Continuing the holocaust metaphors I pointed out in my review of Catching Fire, I was not at all surprised to find the authorities of District 13 stamping things on people’s forearms. The children gathered outside President Snow’s mansion made me think briefly of the Palestinian civilians the PA uses to guard terrorists. It’s hard to imagine that the things Collins talks about are anywhere close to reality, but they are. Frighteningly close.

I heard a theory once that what made World War 2 unique was not the number of casualties, but the advancement of military technology which happened in those years. The technology revolution was the mark of the twentieth century. People were killed in inconceivable ways. The first and only nuclear bombs were used to end the war. Along this line, the Hunger Games is punctuated with brilliant, terrible inventions.

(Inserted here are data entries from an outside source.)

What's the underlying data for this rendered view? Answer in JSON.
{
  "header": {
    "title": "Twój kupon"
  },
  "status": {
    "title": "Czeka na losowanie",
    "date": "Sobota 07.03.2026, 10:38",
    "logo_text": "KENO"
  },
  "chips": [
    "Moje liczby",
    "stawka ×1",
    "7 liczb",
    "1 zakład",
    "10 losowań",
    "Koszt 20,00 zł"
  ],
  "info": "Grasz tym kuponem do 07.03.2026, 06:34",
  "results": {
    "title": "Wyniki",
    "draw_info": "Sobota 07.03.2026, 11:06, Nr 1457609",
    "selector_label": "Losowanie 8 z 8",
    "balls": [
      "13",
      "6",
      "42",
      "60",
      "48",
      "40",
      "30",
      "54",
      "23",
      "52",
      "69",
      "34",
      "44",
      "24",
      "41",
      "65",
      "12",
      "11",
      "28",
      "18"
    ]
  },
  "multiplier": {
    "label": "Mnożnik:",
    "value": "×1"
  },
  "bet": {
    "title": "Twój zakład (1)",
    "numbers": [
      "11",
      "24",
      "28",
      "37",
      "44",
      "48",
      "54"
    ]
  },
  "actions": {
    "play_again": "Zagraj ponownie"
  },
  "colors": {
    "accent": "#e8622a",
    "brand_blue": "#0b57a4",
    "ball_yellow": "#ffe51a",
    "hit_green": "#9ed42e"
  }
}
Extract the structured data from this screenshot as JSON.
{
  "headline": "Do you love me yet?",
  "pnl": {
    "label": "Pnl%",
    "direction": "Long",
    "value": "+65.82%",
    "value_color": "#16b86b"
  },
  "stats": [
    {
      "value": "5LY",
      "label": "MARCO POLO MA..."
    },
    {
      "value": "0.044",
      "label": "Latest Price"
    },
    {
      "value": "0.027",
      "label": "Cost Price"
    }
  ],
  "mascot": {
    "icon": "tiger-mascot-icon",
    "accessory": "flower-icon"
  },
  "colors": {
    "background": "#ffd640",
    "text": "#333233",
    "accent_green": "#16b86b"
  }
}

The thing is, I don’t agree that the holocaust is unique. I think, and Suzanne Collins agrees with me, that if we were capable of doing it once, we are capable of doing it again.

“Are you preparing for another war, Plutarch?” I ask.
“Oh, not now. Now we’re in that sweet period where everyone agrees that our recent horrors should never be repeated,” he says.

“But collective thinking is short-lived. We’re fickle, stupid beings with poor memories and a great gift for self-destruction.

“Although who knows? Maybe this will be it, Katniss.”
“What?” I ask.
“The time it sticks. Maybe we are witnessing the evolution of the human race. Think about that.”

We need to start learning from out own mistakes. We need to wake up and start acting to change the future, instead of weeping over the horrors of the past. If we don’t, history will continue to repeat itself. In the words of Dr. Seuss in his book (and my all time favorite) The Lorax,

“Unless someone like you cares a whole awful lot,
Nothing is going to get better. It’s not.”

So, yeah.

Think about that.

View all my reviews

Posted in Living in Israel

Where I Was On 9/11

On September 11th, 2001, I got up and went to school, said “Good morning!” to a friend, and she snapped, “No. Bad morning.” I was ten years old and had just started fifth grade at Orot Etzion in Efrat. I loathed my new homeroom teacher.

We didn’t have a TV. If my parents had heard anything, they didn’t let on, so it wasn’t until much later when class started that I found out what had happened in New York, and it wasn’t until two years later that I watched it on video in science class, where our teacher showed us that the bombing of the twin towers was visible from outer space.

In Israel, the second Intifada was going on where I lived. Hearing about people dying in terrorist attacks was a part of my daily routine, along with eating a healthy breakfast and learning Judo after school and pretending to do my homework. Not that it was any less upsetting. I spent many sleepless nights wondering why I was living in Israel, wishing I could go back to America, where it was safe, where I didn’t have to hear about my neighbors being shot in their car on the way to Jerusalem.

I don’t really remember how I reacted when I first heard the news. But I do remember that for me, 9/11 was the day the option of going back to America became officially closed. I realized at the ripe age of ten that no place on Earth is safer than another, that evil, like humans, lurks everywhere.

In Israel, kids grow up quickly. From a very young age we are faced with the brutal reality that life is not to be taken for granted. I remember thinking that the best way for me to feel safe was to trust in God, because security can not be guaranteed. You’re safe where you feel safe. It’s not a matter of geography or politics.